Neighbors: The Congo is bordered by nine countries
Population: Approximately 80 million inhabitants
Ethnic Groups: Over 200 ethnic groups
Major Languages: Lingala, Kikongo, Tshiluba, Swahili, French
Size/Area: 2,345,410 sq km or approximately the size of Western Europe or slightly less than one fourth the size of the United States
Income: An estimated 80% of Congolese earn less than $200 per year
Key Natural Resources: Diamonds, Gold, Coltan, Uranium, Copper, Tin, Silver, Cobalt, Niobium, Timber, Hydro Power, Manganese, Petroleum
Life Expectancy: 51 years
Religions: Roman Catholic 50%, Protestant 20%, Kimbanguist 10%, Muslim 10%, Other 10%
Provinces: Eleven (the new constitution provides for 26 provinces)
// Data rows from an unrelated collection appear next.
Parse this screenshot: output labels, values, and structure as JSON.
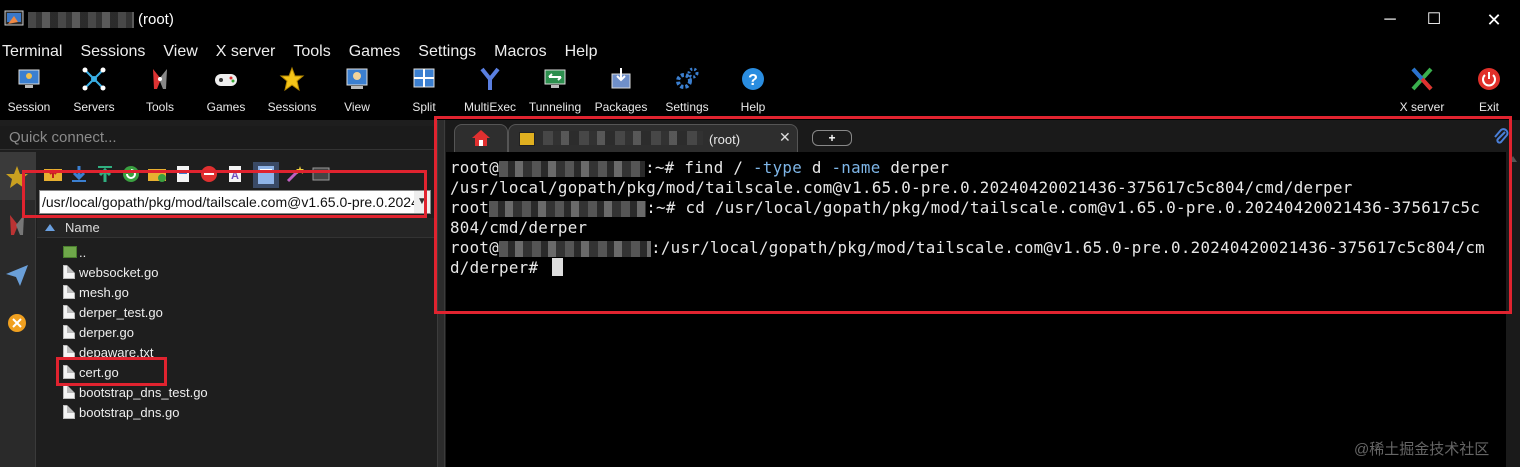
{
  "window": {
    "title": "(root)",
    "minimize": "─",
    "maximize": "☐",
    "close": "✕"
  },
  "menu": [
    "Terminal",
    "Sessions",
    "View",
    "X server",
    "Tools",
    "Games",
    "Settings",
    "Macros",
    "Help"
  ],
  "toolbar": {
    "items": [
      {
        "label": "Session",
        "icon": "session-icon"
      },
      {
        "label": "Servers",
        "icon": "servers-icon"
      },
      {
        "label": "Tools",
        "icon": "tools-icon"
      },
      {
        "label": "Games",
        "icon": "games-icon"
      },
      {
        "label": "Sessions",
        "icon": "star-icon"
      },
      {
        "label": "View",
        "icon": "view-icon"
      },
      {
        "label": "Split",
        "icon": "split-icon"
      },
      {
        "label": "MultiExec",
        "icon": "multiexec-icon"
      },
      {
        "label": "Tunneling",
        "icon": "tunneling-icon"
      },
      {
        "label": "Packages",
        "icon": "packages-icon"
      },
      {
        "label": "Settings",
        "icon": "settings-icon"
      },
      {
        "label": "Help",
        "icon": "help-icon"
      }
    ],
    "xserver": "X server",
    "exit": "Exit"
  },
  "quick_connect": {
    "placeholder": "Quick connect..."
  },
  "file_browser": {
    "path": "/usr/local/gopath/pkg/mod/tailscale.com@v1.65.0-pre.0.20240420021436-375617c5c804/cmd/derper",
    "column_name": "Name",
    "files": [
      "..",
      "websocket.go",
      "mesh.go",
      "derper_test.go",
      "derper.go",
      "depaware.txt",
      "cert.go",
      "bootstrap_dns_test.go",
      "bootstrap_dns.go"
    ]
  },
  "tabs": {
    "session_label": "(root)",
    "close": "✕",
    "new": "+"
  },
  "terminal": {
    "line1_prompt": "root@",
    "line1_sep": ":~# ",
    "line1_cmd": "find / ",
    "line1_opt1": "-type",
    "line1_mid": " d ",
    "line1_opt2": "-name",
    "line1_arg": " derper",
    "line2": "/usr/local/gopath/pkg/mod/tailscale.com@v1.65.0-pre.0.20240420021436-375617c5c804/cmd/derper",
    "line3_prompt": "root",
    "line3_rest": ":~# cd /usr/local/gopath/pkg/mod/tailscale.com@v1.65.0-pre.0.20240420021436-375617c5c",
    "line4": "804/cmd/derper",
    "line5_prompt": "root@",
    "line5_rest": ":/usr/local/gopath/pkg/mod/tailscale.com@v1.65.0-pre.0.20240420021436-375617c5c804/cm",
    "line6": "d/derper# "
  },
  "watermark": "@稀土掘金技术社区",
  "colors": {
    "highlight": "#e0232f",
    "keyword": "#7eb6e8",
    "background": "#000000"
  }
}
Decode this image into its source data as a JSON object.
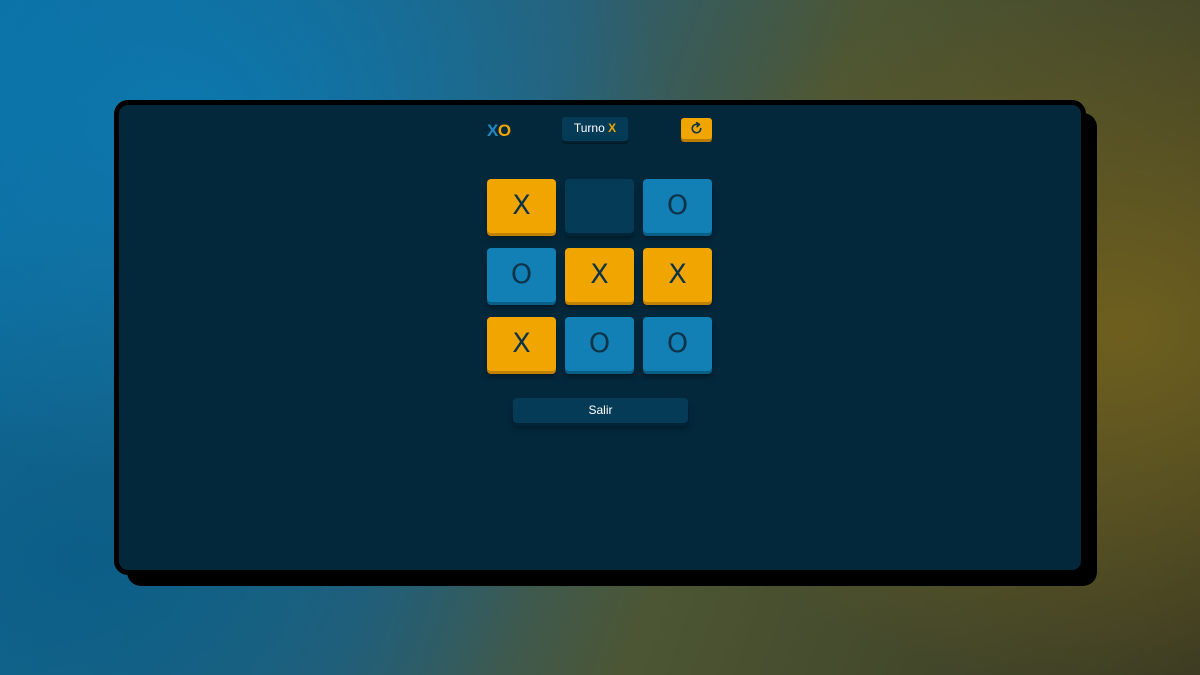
{
  "logo": {
    "x": "X",
    "o": "O"
  },
  "turn": {
    "label": "Turno",
    "mark": "X"
  },
  "controls": {
    "restart_icon": "restart-icon",
    "exit_label": "Salir"
  },
  "colors": {
    "x": "#f0a500",
    "o": "#1280b5",
    "board_bg": "#03283c"
  },
  "board": {
    "cells": [
      "X",
      "",
      "O",
      "O",
      "X",
      "X",
      "X",
      "O",
      "O"
    ]
  }
}
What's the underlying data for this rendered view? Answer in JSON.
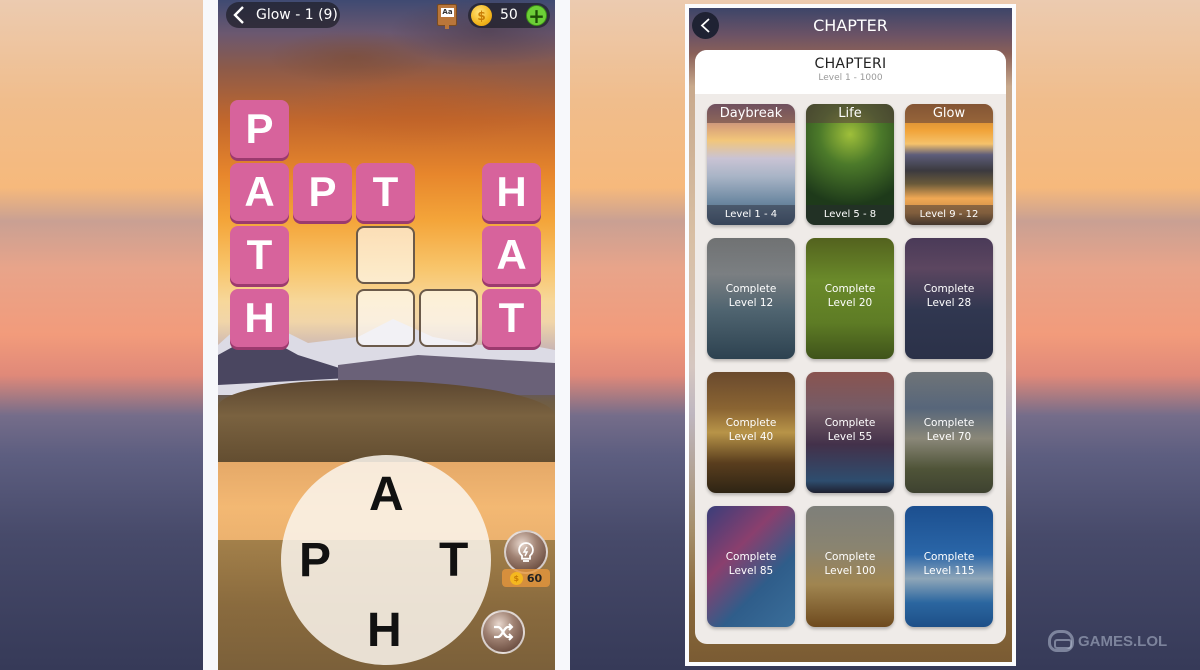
{
  "game_screen": {
    "level_label": "Glow - 1 (9)",
    "coins": "50",
    "dictionary_glyph": "Aa",
    "coin_glyph": "$",
    "plus_glyph": "+",
    "hint_cost": "60",
    "grid_tiles": [
      {
        "letter": "P",
        "state": "filled",
        "col": 0,
        "row": 0
      },
      {
        "letter": "A",
        "state": "filled",
        "col": 0,
        "row": 1
      },
      {
        "letter": "P",
        "state": "filled",
        "col": 1,
        "row": 1
      },
      {
        "letter": "T",
        "state": "filled",
        "col": 2,
        "row": 1
      },
      {
        "letter": "H",
        "state": "filled",
        "col": 4,
        "row": 1
      },
      {
        "letter": "T",
        "state": "filled",
        "col": 0,
        "row": 2
      },
      {
        "letter": "",
        "state": "empty",
        "col": 2,
        "row": 2
      },
      {
        "letter": "A",
        "state": "filled",
        "col": 4,
        "row": 2
      },
      {
        "letter": "H",
        "state": "filled",
        "col": 0,
        "row": 3
      },
      {
        "letter": "",
        "state": "empty",
        "col": 2,
        "row": 3
      },
      {
        "letter": "",
        "state": "empty",
        "col": 3,
        "row": 3
      },
      {
        "letter": "T",
        "state": "filled",
        "col": 4,
        "row": 3
      }
    ],
    "wheel_letters": {
      "top": "A",
      "left": "P",
      "right": "T",
      "bottom": "H"
    },
    "tile_color": "#d7639c"
  },
  "chapter_screen": {
    "header_title": "CHAPTER",
    "chapter_title": "CHAPTERI",
    "chapter_range": "Level 1 - 1000",
    "levels": [
      {
        "name": "Daybreak",
        "range": "Level 1 - 4",
        "type": "unlocked"
      },
      {
        "name": "Life",
        "range": "Level 5 - 8",
        "type": "unlocked"
      },
      {
        "name": "Glow",
        "range": "Level 9 - 12",
        "type": "unlocked"
      },
      {
        "line1": "Complete",
        "line2": "Level 12",
        "type": "locked"
      },
      {
        "line1": "Complete",
        "line2": "Level 20",
        "type": "locked"
      },
      {
        "line1": "Complete",
        "line2": "Level 28",
        "type": "locked"
      },
      {
        "line1": "Complete",
        "line2": "Level 40",
        "type": "locked"
      },
      {
        "line1": "Complete",
        "line2": "Level 55",
        "type": "locked"
      },
      {
        "line1": "Complete",
        "line2": "Level 70",
        "type": "locked"
      },
      {
        "line1": "Complete",
        "line2": "Level 85",
        "type": "locked"
      },
      {
        "line1": "Complete",
        "line2": "Level 100",
        "type": "locked"
      },
      {
        "line1": "Complete",
        "line2": "Level 115",
        "type": "locked"
      }
    ]
  },
  "watermark": "GAMES.LOL"
}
Colonized: The Congo was Colonized by Belgium (80 times smaller than the Congo) in 1908 after 23 years of personal rule by King Leopold II. King Leopold ruled the Congo as his own private property from 1885 – 1908, a brutal period during which anywhere from 10 million to 15 million slaughtered Congolese were casualties of his quest to enrich himself.
Independence: The Congo gained its independence from Belgium on June 30, 1960. Independence hero, Patrice Emery Lumumba was elected as Congo’s first Prime Minister.
Leadership: Joseph Kabila first assumed power in 2001 after the assassination of his father Laurent Desire Kabila. Joseph Kabila was subsequently elected as President in 2006 after Congo’s first democratic elections in over 40 years. Kabila appointed long-time Lumumbist Antonie Gizenga of PALU to be prime minister. Gizenga served as deputy prime minister in Patrice Lumumba’s government of 1960. Gizenga resigned on September 25, 2008 and was subsequently replaced by former Finance Minister, Adolphe Muzito, on October 10, 2008. Muzito served as Prime Minister until 2012. He was replaced by Matata Poyno.
The parliament is made up of a National Assembly and a Senate. The National Assembly has 500 members and is led by Aubin Minaku. The Senate has 108 members and is led by Kengo Wa Dondo. Presidential and legislative elections take place every five years. However, since 2007 there has not been any elections to replace the senators. As of 2016, the members of both the Senate and the Assembly have exceeded their constitutional term limits.
The last elections took place on November 28, 2011. Joseph Kabila won the 2011 elections due to massive fraud. As a result of the widespread cheating that took place during the elections, he lacks the legitimacy among the Congolese masses. Kabila appointed the former Finance Minister, Augustin Matata Ponyo as Prime Minister in April 2012.The next presidential elections were supposed to take place in 2016. However, President Joseph Kabila refused to organize elections in an attempt to hold on to power. He negotiated with the opposition with the assistance of the Catholic Church in a December 31, 2016 Agreement (Commonly referred to as the Saint Sylvestre Agreement) to hold elections by the end of 2017. He broke the agreement by not organizing elections. Finally, after tremendous pressure from the Congolese masses, regional powers like Angola and South Africa and the international community, Kabila agreed to organize elections on December 23, 2018. He also named a successor to run in the December elections and said he would step down. According to Congo’s Constitution, Joseph Kabila as a former President can serve in the Congolese Senate for life.
Resource Facts: Coltan